--- Instructions to follow ---
Report only the number of lines below in which the string "label" appears.

** Material provided follows **

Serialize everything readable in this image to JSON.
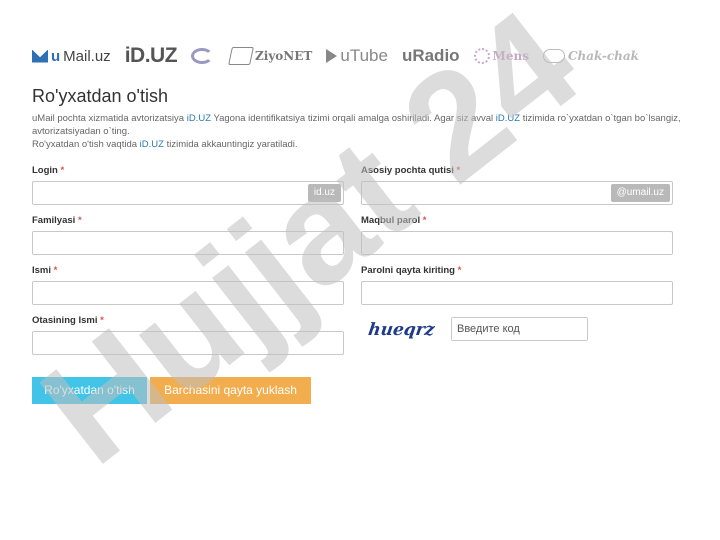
{
  "logos": {
    "umail": {
      "u": "u",
      "mail": "Mail.uz"
    },
    "iduz": "iD.UZ",
    "gov": "",
    "ziyonet": "ZiyoNET",
    "utube": "uTube",
    "uradio": "uRadio",
    "mens": "Mens",
    "chak": "Chak-chak"
  },
  "page": {
    "title": "Ro'yxatdan o'tish",
    "intro_line1_a": "uMail pochta xizmatida avtorizatsiya ",
    "intro_line1_link": "iD.UZ",
    "intro_line1_b": " Yagona identifikatsiya tizimi orqali amalga oshiriladi. Agar siz avval ",
    "intro_line1_link2": "iD.UZ",
    "intro_line1_c": " tizimida ro`yxatdan o`tgan bo`lsangiz, avtorizatsiyadan o`ting.",
    "intro_line2_a": "Ro'yxatdan o'tish vaqtida ",
    "intro_line2_link": "iD.UZ",
    "intro_line2_b": " tizimida akkauntingiz yaratiladi."
  },
  "form": {
    "required_mark": "*",
    "login": {
      "label": "Login",
      "value": "",
      "addon": "id.uz"
    },
    "mailbox": {
      "label": "Asosiy pochta qutisi",
      "value": "",
      "addon": "@umail.uz"
    },
    "surname": {
      "label": "Familyasi",
      "value": ""
    },
    "password": {
      "label": "Maqbul parol",
      "value": ""
    },
    "name": {
      "label": "Ismi",
      "value": ""
    },
    "password_repeat": {
      "label": "Parolni qayta kiriting",
      "value": ""
    },
    "patronymic": {
      "label": "Otasining Ismi",
      "value": ""
    },
    "captcha": {
      "image_text": "hueqrz",
      "placeholder": "Введите код",
      "value": ""
    }
  },
  "buttons": {
    "submit": "Ro'yxatdan o'tish",
    "reset": "Barchasini qayta yuklash"
  },
  "watermark": {
    "text": "Hujjat 24",
    "color": "#bfbfbf"
  },
  "colors": {
    "link": "#2a7ab0",
    "primary": "#41c4e8",
    "warning": "#f2ad4e",
    "required": "#d9534f"
  }
}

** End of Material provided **

--- Result for this exercise ---
7